Ele­ven days. Ima­gi­ne ele­ven days. That is the time that went without us going on shore any­whe­re. And that was not­hing unusu­al!

We had visi­ted McMur­do Base on Febru­a­ry 28 and reached the Argen­ti­ne Islands, just off the Ant­arc­tic Pen­in­su­la, on March 11. Coun­ting the 28th twice becau­se of the date line. And we have not been able to set foot on the Ross Ice Shelf or Peter I Island. Not due to a lack of good will – we were more than moti­va­ted to go, or rather, to fly to the­se pla­ces! But the­se extre­me pla­ces are hard to reach. Lan­dings the­re will only be pos­si­ble on real­ly good days, and tho­se are the excep­ti­on rather than the rule. So left the ship only once during the cros­sing, for the nice zodiac crui­se in the ice (see last blog ent­ry.). So con­si­de­ring the likel­y­hood of actual­ly lan­ding on the Ross Ice Shelf of Peter I Island, 11 full days at sea is pret­ty much sim­ply what you have to expect and not at all a sur­pri­se. You have to know that befo­re you come on such a trip! Know­ledge that is, by the way, also avail­ab­le from the publis­hed iti­nera­ry, with a slight­ly dif­fe­rent wor­d­ing.

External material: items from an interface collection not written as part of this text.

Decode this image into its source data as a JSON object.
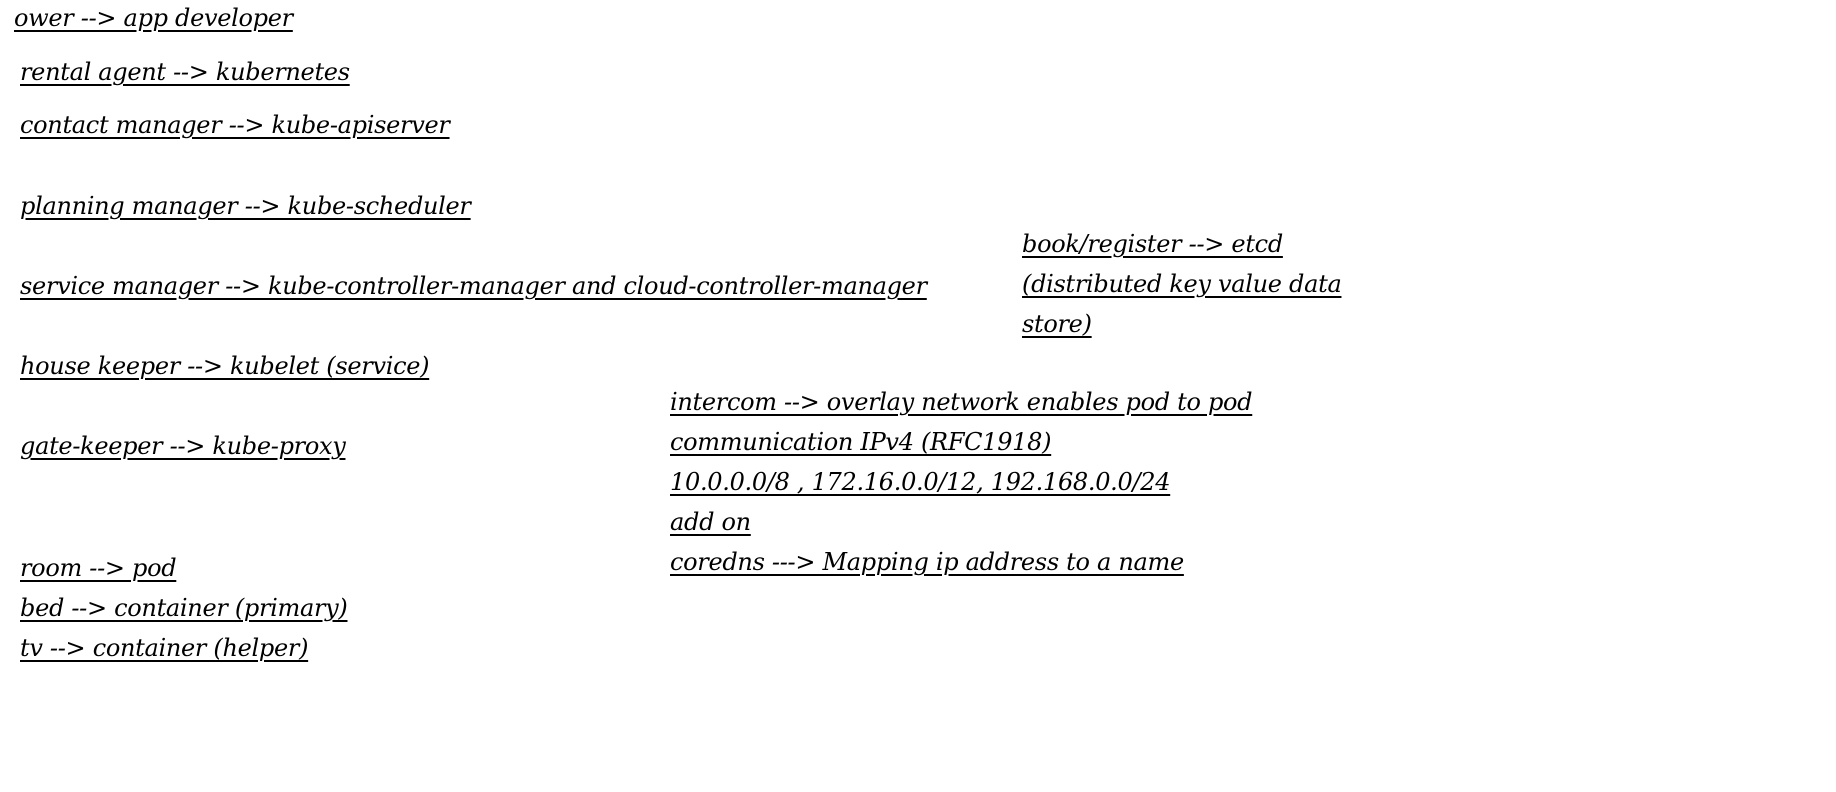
{
  "left_column": [
    "ower --> app developer",
    "rental agent --> kubernetes",
    "contact manager --> kube-apiserver",
    "planning manager --> kube-scheduler",
    "service manager --> kube-controller-manager and cloud-controller-manager",
    "house keeper --> kubelet (service)",
    "gate-keeper --> kube-proxy",
    "room --> pod",
    "bed --> container (primary)",
    "tv --> container (helper)"
  ],
  "etcd_block": [
    "book/register --> etcd",
    "(distributed key value data",
    "store)"
  ],
  "network_block": [
    "intercom --> overlay network enables pod to pod",
    "communication IPv4 (RFC1918)",
    "10.0.0.0/8  , 172.16.0.0/12,  192.168.0.0/24",
    "add on",
    "coredns ---> Mapping ip address to a name"
  ]
}
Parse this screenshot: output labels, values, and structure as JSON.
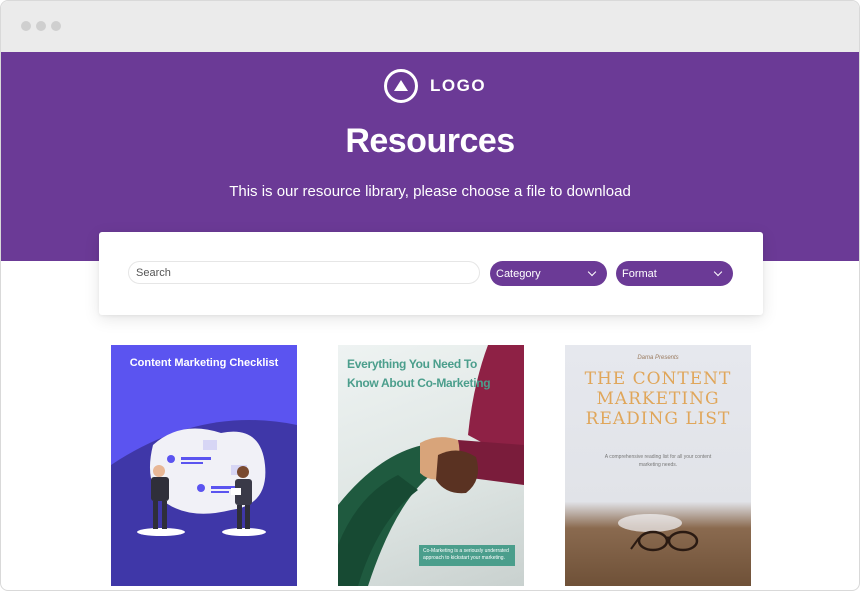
{
  "header": {
    "logo_text": "LOGO",
    "title": "Resources",
    "subtitle": "This is our resource library, please choose a file to download"
  },
  "filters": {
    "search_placeholder": "Search",
    "category_label": "Category",
    "format_label": "Format"
  },
  "cards": [
    {
      "title": "Content Marketing Checklist"
    },
    {
      "title": "Everything You Need To Know About Co-Marketing",
      "box_text": "Co-Marketing is a seriously underrated approach to kickstart your marketing."
    },
    {
      "small_text": "Dama Presents",
      "title": "THE CONTENT MARKETING READING LIST",
      "desc": "A comprehensive reading list for all your content marketing needs."
    }
  ],
  "colors": {
    "brand_purple": "#6b3a96",
    "card1_bg": "#5b54f0",
    "card2_accent": "#4b9e8c",
    "card3_title": "#e0a65a"
  },
  "icons": [
    "logo-triangle-icon",
    "chevron-down-icon"
  ]
}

Why am I empha­si­zing so much on this? Becau­se it is hard to ima­gi­ne what it means to be at sea for 11 days. Some are per­fect­ly hap­py with that, they will always find some­thing to keep them­sel­ves busy with, they enjoy watching the waves, the hori­zon or the fog, the occa­sio­nal ice­berg, wai­t­ing for the back of a wha­le to break through the waves for a short moment. Rea­ding, lec­tures, mee­ting all the peop­le on the ship. Others do not enjoy it so much, and for them, the­se days can be qui­te long. It is easy to escape into the idea that the cros­sing will be done in 3 or 4 days, with more or less regu­lar lan­dings. Some­whe­re. No land any­whe­re near? So what! Who cares?

But then you are get­ting bey­ond day 5, 6, 7 … the icy coast of wes­tern Ant­arc­ti­ca will never come in sight, it is as far as the moon. Of cour­se it would be exi­t­ing to go the­re, to see it, even to make a lan­ding, but you would need time and good charts. Time is limi­ted, and good charts do not exist. Well, and once days 3 and 4 have gone by and we have just made a third of the distance, and that is just becau­se the­re is no ice on our cour­se or serious­ly bad wea­ther to slow us down. Some­thing that you can not take for gran­ted in the­se lati­tu­des.

The „ant­arc­tic Odys­sey“, that is how I think of this voya­ge, bears this tit­le with pri­de. It is, over long stret­ches, a very pela­gic expe­di­ti­on.

Gal­le­ry: The gre­at cros­sing – March 4, 2017

Click on thumb­nail to open an enlar­ged ver­si­on of the spe­ci­fic pho­to.

So, let’s enjoy the ice­bergs, the wea­ther, the sea and Victoria’s gre­at histo­ry lec­tures and all the other ones that this time has to offer – and that is qui­te a lot! Let’s enjoy the rather sur­re­al fee­ling when the fog makes our litt­le world here shrink to a bub­ble for days, in the midd­le of this end­less oce­an. Two thousand miles. With the speed of a very rela­xed bicy­c­list.

last modification: 2017-03-30 · copyright: Rolf Stange